Breakthrough Prize Winners and Institutions Commit $3 Million in Support of Next Generation of Scientists

Like most new Breakthrough Prize laureates, Cornelia Bargmann, Lewis Cantley and Charles Sawyers have each been asked what they intend to do with the $3 million prize. As it turns out, they have answered collectively.

The three scientists and their New York City-based institutions have teamed up to create a unique program aimed at investing in the next generation of promising researchers.

Bargmann of Rockefeller University, Cantley of Weill Cornell Medical College and Sawyers of Memorial Sloan Kettering Cancer Center have committed a portion of their prizes to establish a new annual award for promising postdoctoral trainees. It is called the Tri-Institutional Breakout Awards for Junior Investigators.

“We want to recognize and encourage the rising stars in science,” Bargmann said. “With this prize for exceptional postdocs, we can highlight their talent, passion, and accomplishment and celebrate exciting discoveries in our community.”

Including financial commitments made by each of their respective institutions, the award will be sustained by a $3 million endowment.

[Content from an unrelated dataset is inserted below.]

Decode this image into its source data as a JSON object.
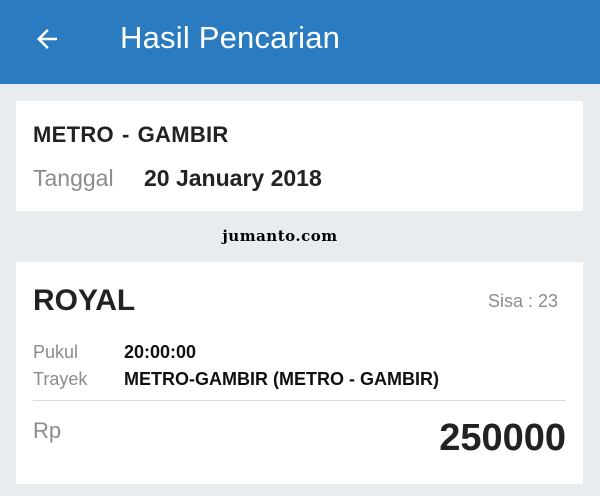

“By establishing the Tri-Institutional Breakout Awards we hope to stimulate young scientists at the start of their careers,” Sawyers said. “I am grateful to the Breakthrough Prize in Life Sciences Foundation for raising the level of recognition for the life sciences community, and I hope that by creating an award for postdoctoral scholars, we can contribute to furthering that vision.”

The award will be given to three to six outstanding postdoctoral trainees every year, with each recipient receiving $25,000. One prize will be awarded to an applicant from each of the three founding institutions, and additional awards will be given to the best candidates, regardless of their institutional affiliation.

“The Tri-Institutional Breakout Awards are a unique and powerful statement of our institutions’ support for early-career investigators,” Cantley said. “They will encourage our trainees to pursue innovative work and reinforce their commitment to critical basic science research.” 

The inaugural winners will be announced by the end of 2014.